A new study led by the University of Massachusetts Amherst has found a negative link between flight-worthiness and fight-worthiness in birds. According to the scientists, evolutionary pressures demanded that birds could either fly well or arm themselves with bony spurs on their legs – but usually not both. Moreover, developing wings instead of bony spurs seems to be caused by both natural and sexual selection.
“It’s kind of puzzling. Birds have such spectacular songs, plumage and dances, but they mostly don’t have specialized weapons. It’s strange because dancing, singing, fancy feathers, and fighting are all ways of successfully obtaining a mate, and often go together,” said study lead author João C. T. Menezes, a PhD student in Organismic and Evolutionary Biology at UMass Amherst.

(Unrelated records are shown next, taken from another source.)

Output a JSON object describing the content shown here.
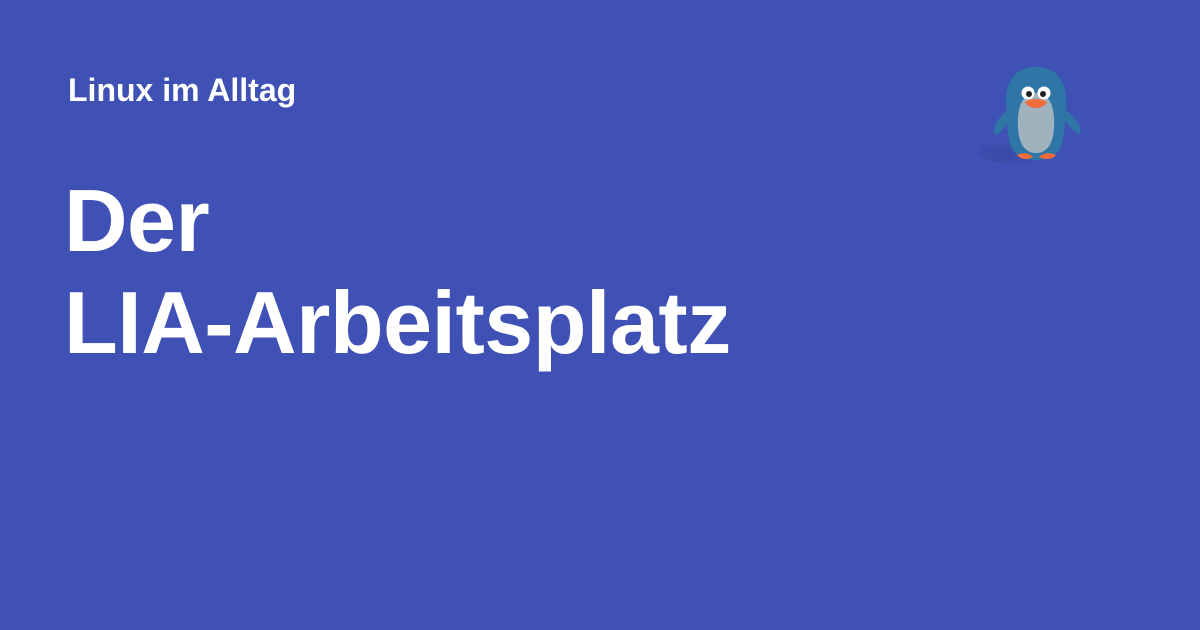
{
  "colors": {
    "background": "#3f51b5",
    "text": "#ffffff",
    "penguin_body": "#2f76a6",
    "penguin_belly": "#9fb3bf",
    "penguin_beak": "#f26b3a",
    "penguin_feet": "#f26b3a"
  },
  "header": {
    "site_name": "Linux im Alltag"
  },
  "title": {
    "line1": "Der",
    "line2": "LIA-Arbeitsplatz"
  },
  "mascot": {
    "icon": "penguin-icon"
  }
}
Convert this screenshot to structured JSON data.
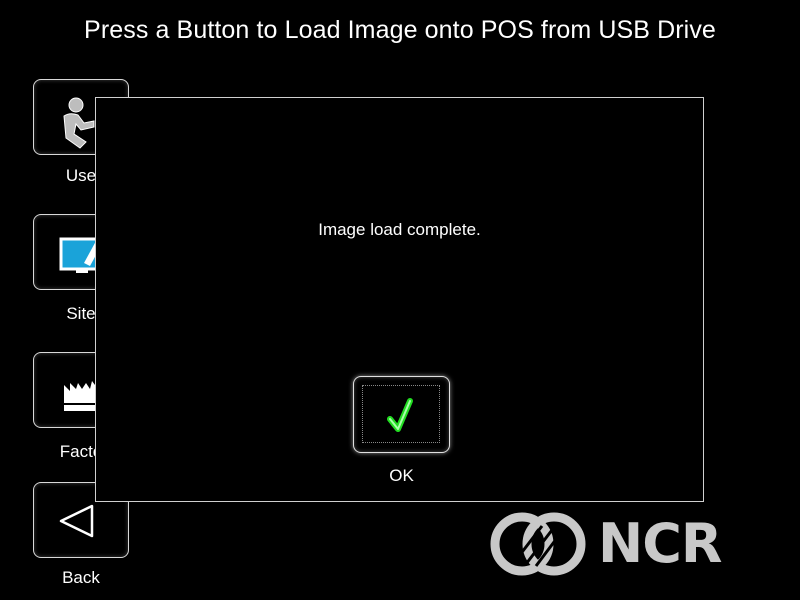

By estimating how many species of birds do in fact carry weapons and assessing how much and how well different species fly, the researchers found that, although the vast majority of birds are unarmed, 1.7 percent pack weapons in the form of bony spurs on their legs. However, these species seem to be less proficient in flying than their weapon-less counterparts. According to Menezez, “the best fliers tend to lack spurs, and the most heavily armed fighters tend to struggle in the air.”
To explain this strange phenomenon, the scientists ran a number of simulations and models, which showed that bony spurs may impose heavy evolutionary costs. Although weapons such as plumage, dancing, and the ability to sing helps attracting mates and are thus an advantage in sexual selection, the bony spurs make flying a more energy-intensive activity, decreasing birds’ ability to takeoff easily, and fly fast and far.

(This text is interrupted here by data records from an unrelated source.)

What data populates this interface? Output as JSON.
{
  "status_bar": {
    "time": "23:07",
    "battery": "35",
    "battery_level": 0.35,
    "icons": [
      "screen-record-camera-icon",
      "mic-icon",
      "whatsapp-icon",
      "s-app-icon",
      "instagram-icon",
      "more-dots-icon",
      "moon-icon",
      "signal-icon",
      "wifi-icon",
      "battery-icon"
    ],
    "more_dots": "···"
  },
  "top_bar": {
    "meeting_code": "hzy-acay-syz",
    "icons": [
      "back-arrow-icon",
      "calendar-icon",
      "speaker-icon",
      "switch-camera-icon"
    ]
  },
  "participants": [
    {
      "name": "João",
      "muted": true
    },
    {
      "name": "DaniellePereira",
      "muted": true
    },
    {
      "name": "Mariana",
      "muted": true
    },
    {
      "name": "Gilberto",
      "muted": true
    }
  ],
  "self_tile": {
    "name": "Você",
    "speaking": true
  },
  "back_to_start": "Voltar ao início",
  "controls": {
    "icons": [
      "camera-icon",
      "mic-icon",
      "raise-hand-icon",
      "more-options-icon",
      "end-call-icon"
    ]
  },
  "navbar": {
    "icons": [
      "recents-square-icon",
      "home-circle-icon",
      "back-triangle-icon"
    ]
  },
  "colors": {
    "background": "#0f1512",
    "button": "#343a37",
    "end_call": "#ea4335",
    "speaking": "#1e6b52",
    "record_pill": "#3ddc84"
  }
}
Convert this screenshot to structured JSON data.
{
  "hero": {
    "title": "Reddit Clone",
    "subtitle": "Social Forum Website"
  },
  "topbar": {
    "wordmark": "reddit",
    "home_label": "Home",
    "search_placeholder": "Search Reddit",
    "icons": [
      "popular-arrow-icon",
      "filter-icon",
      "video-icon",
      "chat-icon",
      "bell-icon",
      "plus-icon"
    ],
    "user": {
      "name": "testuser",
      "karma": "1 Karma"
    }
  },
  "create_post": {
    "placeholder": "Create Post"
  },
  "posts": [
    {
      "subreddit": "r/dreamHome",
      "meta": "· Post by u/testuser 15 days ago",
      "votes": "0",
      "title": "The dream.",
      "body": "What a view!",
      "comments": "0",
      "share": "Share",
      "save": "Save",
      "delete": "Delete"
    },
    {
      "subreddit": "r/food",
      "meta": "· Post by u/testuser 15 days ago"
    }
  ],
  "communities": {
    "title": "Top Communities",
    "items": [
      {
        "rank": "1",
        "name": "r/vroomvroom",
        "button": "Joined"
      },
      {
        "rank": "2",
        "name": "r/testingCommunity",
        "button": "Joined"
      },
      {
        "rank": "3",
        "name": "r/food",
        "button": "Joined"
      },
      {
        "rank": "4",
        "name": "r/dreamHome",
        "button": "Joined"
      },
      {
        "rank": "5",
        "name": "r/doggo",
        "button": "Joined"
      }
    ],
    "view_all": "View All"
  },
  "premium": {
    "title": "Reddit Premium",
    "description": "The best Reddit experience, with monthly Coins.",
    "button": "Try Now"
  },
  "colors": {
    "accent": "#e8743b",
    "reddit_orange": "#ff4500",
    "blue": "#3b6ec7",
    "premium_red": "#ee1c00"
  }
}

Thus, spurs might make birds more likely to get eaten by predators or require more food to meet their energy requirements. By contrast, their unspurred counterparts can escape easier from predators, eat less, and live to breed again.

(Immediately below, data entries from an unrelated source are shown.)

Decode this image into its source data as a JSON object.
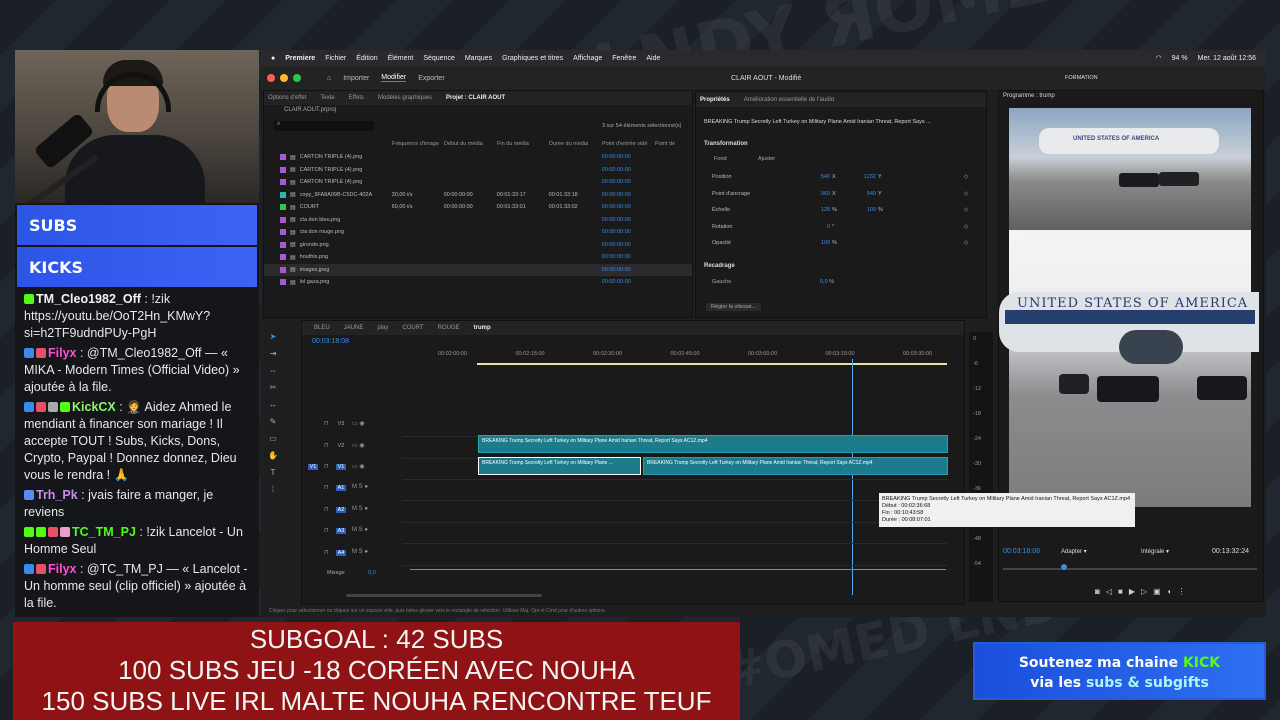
{
  "premiere": {
    "menubar": [
      "Premiere",
      "Fichier",
      "Édition",
      "Élément",
      "Séquence",
      "Marques",
      "Graphiques et titres",
      "Affichage",
      "Fenêtre",
      "Aide"
    ],
    "clock": "Mer. 12 août 12:56",
    "battery": "94 %",
    "workspaces": [
      "Importer",
      "Modifier",
      "Exporter"
    ],
    "doc_title": "CLAIR AOUT - Modifié",
    "formation": "FORMATION",
    "project_tabs": [
      "Options d'effet",
      "Texte",
      "Effets",
      "Modèles graphiques",
      "Projet : CLAIR AOUT"
    ],
    "project_file": "CLAIR AOUT.prproj",
    "selection_count": "3 sur 54 éléments sélectionné(s)",
    "columns": [
      "Fréquence d'image",
      "Début du média",
      "Fin du média",
      "Durée du média",
      "Point d'entrée vidé",
      "Point de"
    ],
    "items": [
      {
        "name": "CARTON TRIPLE (4).png",
        "fps": "",
        "start": "",
        "end": "",
        "dur": "",
        "in": "00:00:00:00",
        "color": "#a45bd0"
      },
      {
        "name": "CARTON TRIPLE (4).png",
        "fps": "",
        "start": "",
        "end": "",
        "dur": "",
        "in": "00:00:00:00",
        "color": "#a45bd0"
      },
      {
        "name": "CARTON TRIPLE (4).png",
        "fps": "",
        "start": "",
        "end": "",
        "dur": "",
        "in": "00:00:00:00",
        "color": "#a45bd0"
      },
      {
        "name": "copy_9FA8A09B-C5DC-402A",
        "fps": "30,00 i/s",
        "start": "00:00:00:00",
        "end": "00:01:33:17",
        "dur": "00:01:33:18",
        "in": "00:00:00:00",
        "color": "#2fb8a8"
      },
      {
        "name": "COURT",
        "fps": "60,00 i/s",
        "start": "00:00:00:00",
        "end": "00:01:33:01",
        "dur": "00:01:33:02",
        "in": "00:00:00:00",
        "color": "#3fbf55"
      },
      {
        "name": "cta don bleu.png",
        "fps": "",
        "start": "",
        "end": "",
        "dur": "",
        "in": "00:00:00:00",
        "color": "#a45bd0"
      },
      {
        "name": "cta don rouge.png",
        "fps": "",
        "start": "",
        "end": "",
        "dur": "",
        "in": "00:00:00:00",
        "color": "#a45bd0"
      },
      {
        "name": "gironde.png",
        "fps": "",
        "start": "",
        "end": "",
        "dur": "",
        "in": "00:00:00:00",
        "color": "#a45bd0"
      },
      {
        "name": "houthis.png",
        "fps": "",
        "start": "",
        "end": "",
        "dur": "",
        "in": "00:00:00:00",
        "color": "#a45bd0"
      },
      {
        "name": "images.jpeg",
        "fps": "",
        "start": "",
        "end": "",
        "dur": "",
        "in": "00:00:00:00",
        "color": "#a45bd0"
      },
      {
        "name": "lol gaza.png",
        "fps": "",
        "start": "",
        "end": "",
        "dur": "",
        "in": "00:00:00:00",
        "color": "#a45bd0"
      }
    ],
    "props_tabs": [
      "Propriétés",
      "Amélioration essentielle de l'audio"
    ],
    "props_clip": "BREAKING Trump Secretly Left Turkey on Military Plane Amid Iranian Threat, Report Says ...",
    "transformation": "Transformation",
    "fond": "Fond",
    "ajuster": "Ajuster",
    "props": [
      {
        "label": "Position",
        "v1": "540",
        "u1": "X",
        "v2": "1232",
        "u2": "Y"
      },
      {
        "label": "Point d'ancrage",
        "v1": "960",
        "u1": "X",
        "v2": "540",
        "u2": "Y"
      },
      {
        "label": "Échelle",
        "v1": "128",
        "u1": "%",
        "v2": "100",
        "u2": "%"
      },
      {
        "label": "Rotation",
        "v1": "0",
        "u1": "°",
        "v2": "",
        "u2": ""
      },
      {
        "label": "Opacité",
        "v1": "100",
        "u1": "%",
        "v2": "",
        "u2": ""
      }
    ],
    "recadrage": "Recadrage",
    "gauche": "Gauche",
    "gauche_val": "0,0",
    "gauche_unit": "%",
    "regler": "Régler la vitesse...",
    "seq_tabs": [
      "BLEU",
      "JAUNE",
      "play",
      "COURT",
      "ROUGE",
      "trump"
    ],
    "timecode": "00:03:18:08",
    "ruler": [
      "00:02:00:00",
      "00:02:15:00",
      "00:02:30:00",
      "00:02:45:00",
      "00:03:00:00",
      "00:03:15:00",
      "00:03:30:00"
    ],
    "tracks_v": [
      "V3",
      "V2",
      "V1"
    ],
    "tracks_a": [
      "A1",
      "A2",
      "A3",
      "A4"
    ],
    "mixage": "Mixage",
    "mixage_val": "0,0",
    "clip_title": "BREAKING Trump Secretly Left Turkey on Military Plane Amid Iranian Threat, Report Says  AC1Z.mp4",
    "clip_short": "BREAKING Trump Secretly Left Turkey on Military Plane ...",
    "tooltip": [
      "BREAKING Trump Secretly Left Turkey on Military Plane Amid Iranian Threat, Report Says  AC1Z.mp4",
      "Début : 00:02:36:68",
      "Fin : 00:10:43:58",
      "Durée : 00:08:07:01"
    ],
    "status": "Cliquez pour sélectionner ou cliquez sur un espace vide, puis faites glisser vers le rectangle de sélection. Utilisez Maj, Opt et Cmd pour d'autres options.",
    "program_tab": "Programme : trump",
    "prog_time": "00:03:18:08",
    "prog_fit": "Adapter",
    "prog_quality": "Intégrale",
    "prog_dur": "00:13:32:24",
    "audio_scale": [
      "0",
      "-6",
      "-12",
      "-18",
      "-24",
      "-30",
      "-36",
      "-42",
      "-48",
      "-54"
    ]
  },
  "chat": {
    "subs_label": "SUBS",
    "kicks_label": "KICKS",
    "messages": [
      {
        "user": "TM_Cleo1982_Off",
        "ucolor": "#f2f2f2",
        "sep": " : ",
        "text": "!zik https://youtu.be/OoT2Hn_KMwY?si=h2TF9udndPUy-PgH",
        "b": [
          "#53fc18"
        ]
      },
      {
        "user": "Filyx",
        "ucolor": "#ff4fd8",
        "sep": " : ",
        "text": "@TM_Cleo1982_Off — « MIKA - Modern Times (Official Video) » ajoutée à la file.",
        "b": [
          "#3a8ce8",
          "#e8506a"
        ]
      },
      {
        "user": "KickCX",
        "ucolor": "#8ef56b",
        "sep": " : ",
        "text": "🤵 Aidez Ahmed le mendiant à financer son mariage ! Il accepte TOUT ! Subs, Kicks, Dons, Crypto, Paypal ! Donnez donnez, Dieu vous le rendra ! 🙏",
        "b": [
          "#3a8ce8",
          "#e8506a",
          "#aaa",
          "#53fc18"
        ]
      },
      {
        "user": "Trh_Pk",
        "ucolor": "#c98af0",
        "sep": " : ",
        "text": "jvais faire a manger, je reviens",
        "b": [
          "#5a8cf0"
        ]
      },
      {
        "user": "TC_TM_PJ",
        "ucolor": "#53fc18",
        "sep": " : ",
        "text": "!zik Lancelot - Un Homme Seul",
        "b": [
          "#53fc18",
          "#53fc18",
          "#e8506a",
          "#e8a0c8"
        ]
      },
      {
        "user": "Filyx",
        "ucolor": "#ff4fd8",
        "sep": " : ",
        "text": "@TC_TM_PJ — « Lancelot - Un homme seul (clip officiel) » ajoutée à la file.",
        "b": [
          "#3a8ce8",
          "#e8506a"
        ]
      }
    ]
  },
  "subgoal": {
    "lines": [
      "SUBGOAL : 42 SUBS",
      "100 SUBS JEU -18 CORÉEN AVEC NOUHA",
      "150 SUBS LIVE IRL MALTE NOUHA RENCONTRE TEUF"
    ]
  },
  "kick_banner": {
    "line1_pre": "Soutenez ma chaine ",
    "line1_brand": "KICK",
    "line2_pre": "via les ",
    "line2_accent": "subs & subgifts"
  },
  "video_scene": {
    "airplane_text": "UNITED STATES OF AMERICA"
  }
}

“This helps explain why birds have an amazing range of plumage, song and dance, while almost totally lacking in the weaponry department,” Menezes concluded.
The study is published in the journal Ecology Letters.